The musicians disappear into the work.
Synthesizer pioneer Don Buchla passed away two days before the release of Sunergy. It’s a shame he didn’t live to hear this fantastic tribute to his legacy. Composed with just two Buchla synths, Sunergy makes up for its severely limited palate through the sheer ingenuity of the two musicians behind it, both of them intimately familiar with their instruments.
Its backstory is delightful. 71-year-old Suzanne Ciani is one of those musicians you’ve probably heard even if you don’t know who she is. She played on Starland Vocal Band’s notorious “Afternoon Delight” and Meco’s disco version of the Star Wars theme, and she’s done sound effects for dozens of ads, most notably the “pop” you hear in Coca-Cola commercials. She’s also the first woman to score a major Hollywood film by herself (The Incredible Shrinking Woman, 1981) and has a prolific, five-time-Grammy-nominated career as a new age artist.
Kaitlyn Aurelia Smith, a 30-year-old ex-folkie who happened to live in the same town as Ciani, ran into the elder musician by chance. They bonded over Buchlas and, under the patronage of the RVNG Intl. label, recorded Sunergy as part of the consistently great FRKWYS series.
Sunergy, then, is a labor of love by two people with nearly symbiotic bonds to their instruments. But don’t let the backstory trip you up. There’s not really any palpable sense of collaborative joy; at risk of sounding rockist, I’d argue the synergy the FRKWYS series – which pairs younger musicians with older kindred spirits – is better transmitted through a band setting.
What Sunergy does bring to the table is the thrill of hearing two skilled musicians push their instruments to the limit. Listening to Sunergy is like listening to a Hendrix or electric Miles Davis album in how it challenges your perception of what the instruments it was made on can sound like. Appropriately–given Ciani’s history using Buchlas to replicate everyday noises– Sunergy doesn’t sound like synths so much as animal noises; opener “A New Day” isn’t too far off from Pink Floyd’s tape experiment “Several Small Species Of Furry Animals Gathered Together In A Cave And Grooving With A Pict.” This isn’t one of those revivalist kosmische albums that openly touts the fact that it’s made on synths. It sounds like something else entirely.
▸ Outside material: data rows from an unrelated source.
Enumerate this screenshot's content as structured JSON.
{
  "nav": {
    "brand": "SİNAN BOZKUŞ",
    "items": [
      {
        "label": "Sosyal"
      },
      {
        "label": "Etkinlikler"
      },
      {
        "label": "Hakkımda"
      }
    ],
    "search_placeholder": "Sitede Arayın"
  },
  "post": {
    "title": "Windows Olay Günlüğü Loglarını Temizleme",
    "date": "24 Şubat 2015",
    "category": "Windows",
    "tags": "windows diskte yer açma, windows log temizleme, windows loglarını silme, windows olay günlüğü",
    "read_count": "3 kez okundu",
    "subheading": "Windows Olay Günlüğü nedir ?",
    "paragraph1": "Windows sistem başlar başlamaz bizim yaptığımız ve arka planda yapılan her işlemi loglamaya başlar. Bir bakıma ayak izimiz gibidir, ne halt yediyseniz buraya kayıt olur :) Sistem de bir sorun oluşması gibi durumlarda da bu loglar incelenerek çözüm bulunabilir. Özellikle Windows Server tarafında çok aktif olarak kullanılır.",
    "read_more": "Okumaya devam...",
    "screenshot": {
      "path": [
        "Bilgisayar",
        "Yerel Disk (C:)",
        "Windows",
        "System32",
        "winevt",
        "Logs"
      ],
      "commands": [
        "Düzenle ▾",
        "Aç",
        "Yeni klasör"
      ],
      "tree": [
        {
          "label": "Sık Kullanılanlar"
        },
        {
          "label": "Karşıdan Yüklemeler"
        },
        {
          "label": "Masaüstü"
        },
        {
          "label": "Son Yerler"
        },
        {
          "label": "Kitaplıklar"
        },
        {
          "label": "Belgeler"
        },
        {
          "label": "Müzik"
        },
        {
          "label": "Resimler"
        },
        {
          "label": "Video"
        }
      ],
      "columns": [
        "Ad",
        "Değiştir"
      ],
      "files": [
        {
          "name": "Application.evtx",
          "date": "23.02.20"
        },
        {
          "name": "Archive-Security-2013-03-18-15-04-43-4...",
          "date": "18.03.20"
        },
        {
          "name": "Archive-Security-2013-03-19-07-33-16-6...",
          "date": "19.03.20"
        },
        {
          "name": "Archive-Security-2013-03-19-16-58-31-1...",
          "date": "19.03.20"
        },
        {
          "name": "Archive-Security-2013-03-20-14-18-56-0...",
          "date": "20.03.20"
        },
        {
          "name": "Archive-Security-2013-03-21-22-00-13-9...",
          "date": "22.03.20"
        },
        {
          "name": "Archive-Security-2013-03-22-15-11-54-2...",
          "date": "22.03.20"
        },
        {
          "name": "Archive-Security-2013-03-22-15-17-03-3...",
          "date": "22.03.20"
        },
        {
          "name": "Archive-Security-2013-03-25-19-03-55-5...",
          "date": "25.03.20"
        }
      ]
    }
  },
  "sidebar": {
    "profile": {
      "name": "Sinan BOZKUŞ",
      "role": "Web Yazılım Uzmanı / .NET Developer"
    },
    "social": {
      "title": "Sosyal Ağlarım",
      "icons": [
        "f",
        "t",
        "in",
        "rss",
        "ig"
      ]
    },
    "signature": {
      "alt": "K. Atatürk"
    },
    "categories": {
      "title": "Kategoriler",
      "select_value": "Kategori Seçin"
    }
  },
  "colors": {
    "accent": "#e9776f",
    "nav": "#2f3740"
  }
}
Sunergy is split into three tracks, two on vinyl. “A New Day,” a slowly crescendoing sea of avian burbles, takes up nearly half of the album’s runtime. Thankfully, it never builds into anything so noisy as to break its ambient spell. “Closed Circuit” is weaker, flitting between dynamics seemingly at will, but it’s thankfully short compared to the other two. The final track, “Retrograde,” is perhaps the best thing here, its phased-out drone evoking the hazy bliss of Michael Stearns or fellow FRKWYS participant Laraaji. I advise anyone but collectors and zealous record fans to stay away from the vinyl edition; it’s underwhelming without “Retrograde.”
This is a good album, but it doesn’t quite capture the collaborative rapture that makes the FRKWYS series so special. The two best FRKWYS releases – Laraaji’s joint with Blues Control and the Congos’ album with Sun Araw and M. Geddes Gengras – worked because of the obvious thrill the older and younger parties got out of mixing their styles into an integrated whole. On Sunergy, the musicians disappear into the work. This isn’t an album with a whole lot of personality, but it’s a good-sounding one, and one of the year’s better ambient releases.